It was inconceivable back in the 1980s for Apple and IBM to come to terms and actually forge a partnership born out of a desire to complement each other’s capability in addressing a single market for personal computers. The competition and rivalry between the two companies almost reached irreconcilable heights in those years.
In these days of the mobile age that calls for strategic alliances, however, things have changed. Apple and IBM have struck a deal to develop and market business applications, as well as to offer the iPhone and iPad line of products to corporate clients, a niche that Apple never tried to address and never imagined to target.
This is a dramatic in Apple’s approach to business as it has always catered to consumers, which account for the major source of its revenue. The corporate world, on the other hand, is something that IBM has imprinted an indelible mark as a major provider of services for enterprises. Introducing the iPhones and iPads to the business realm is indeed a great leap from Apple’s tradition.
On the part of IBM, the company expects that Apple’s brand of simplicity would rub off on IBM’s offerings especially when it has been battered by a successive blows from revenue drops for past eight quarters. IBM is also trying to transition its business software for employees to the mobile landscape under the Bring Your Own Device program, a good way to cut costs.
Apple, for its part, hopes to leverage the knowledge and insights of IBM’s experts as it seeks to reach out to the corporate world and develop apps for those customers while not losing its own brand of simple products. Apple plans to incorporate IBM’s security, device management and big-data analytics capabilities into its portfolio.
Apple and IBM engineers are collaborating to develop more than 100 mobile apps for a variety of sectors and industries and the first set of apps will be available in the fall, which is the schedule for the launch of the next iteration of iOS 8.
Even Tim Cook, Apple’s chief executive officer, admitted that IBM and his company have evolved to become two complementary firms.

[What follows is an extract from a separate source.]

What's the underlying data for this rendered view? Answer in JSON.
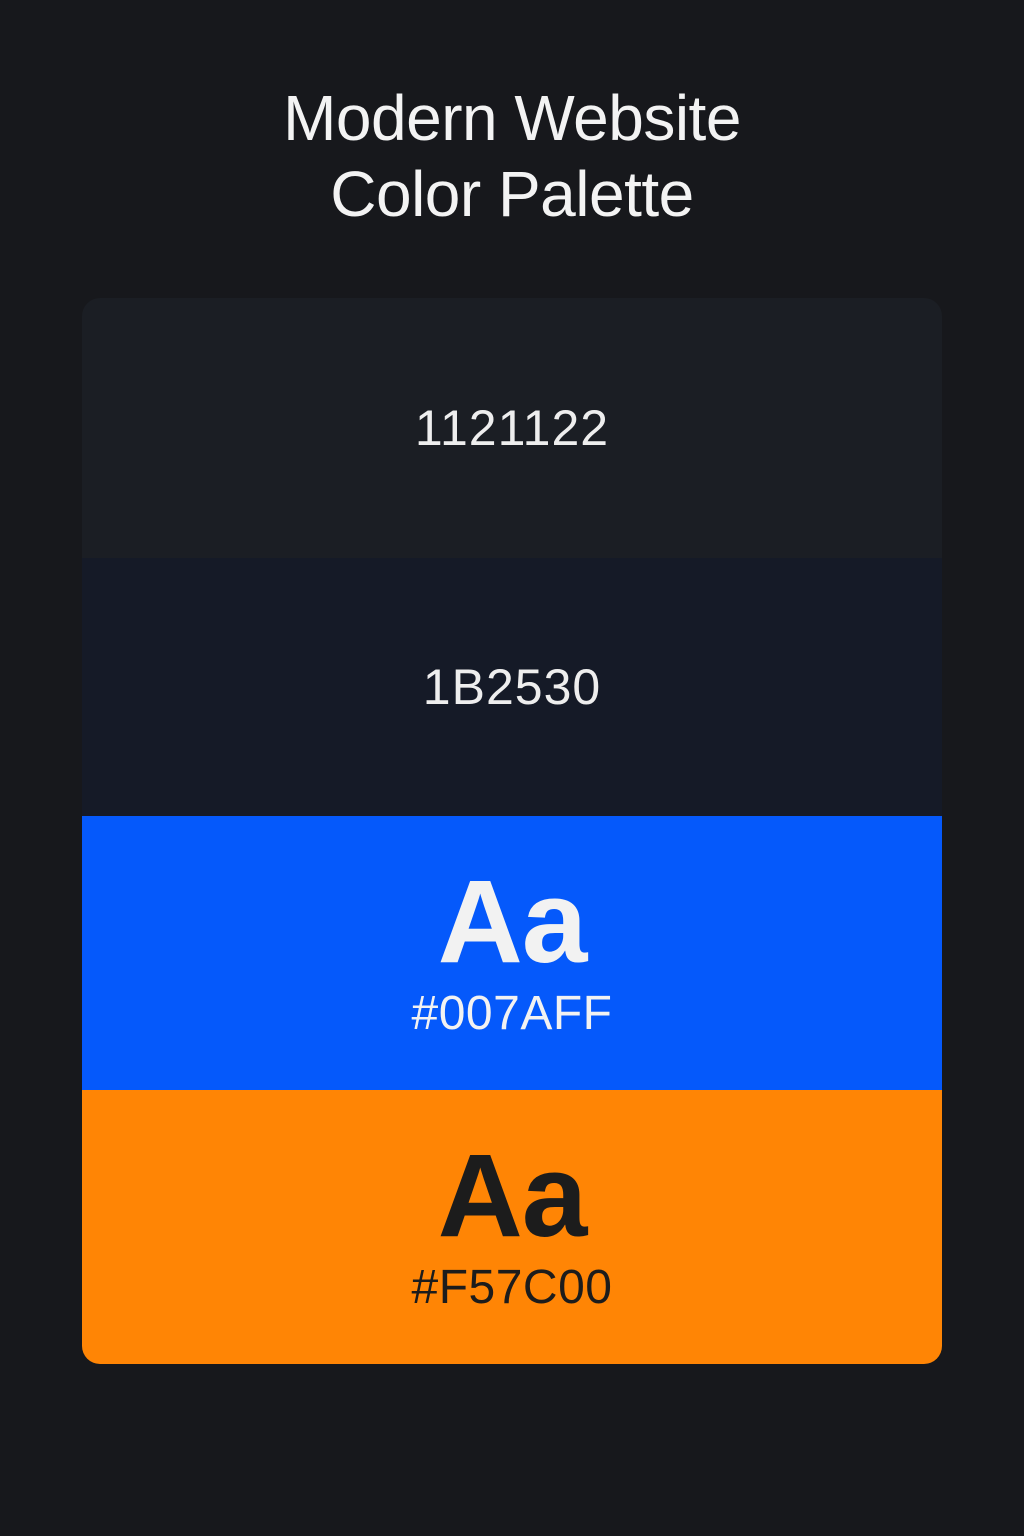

Virginia Rometty, IBM’s chairperson and chief executive officer, also promised that the partnership is only the beginning of great things to come between Apple and IBM in terms of creating applications for enterprise clients.
As part of the partnership, IBM will deliver support and other services involving Apple devices for corporate clients, with over 100,000 employees being set for the effort.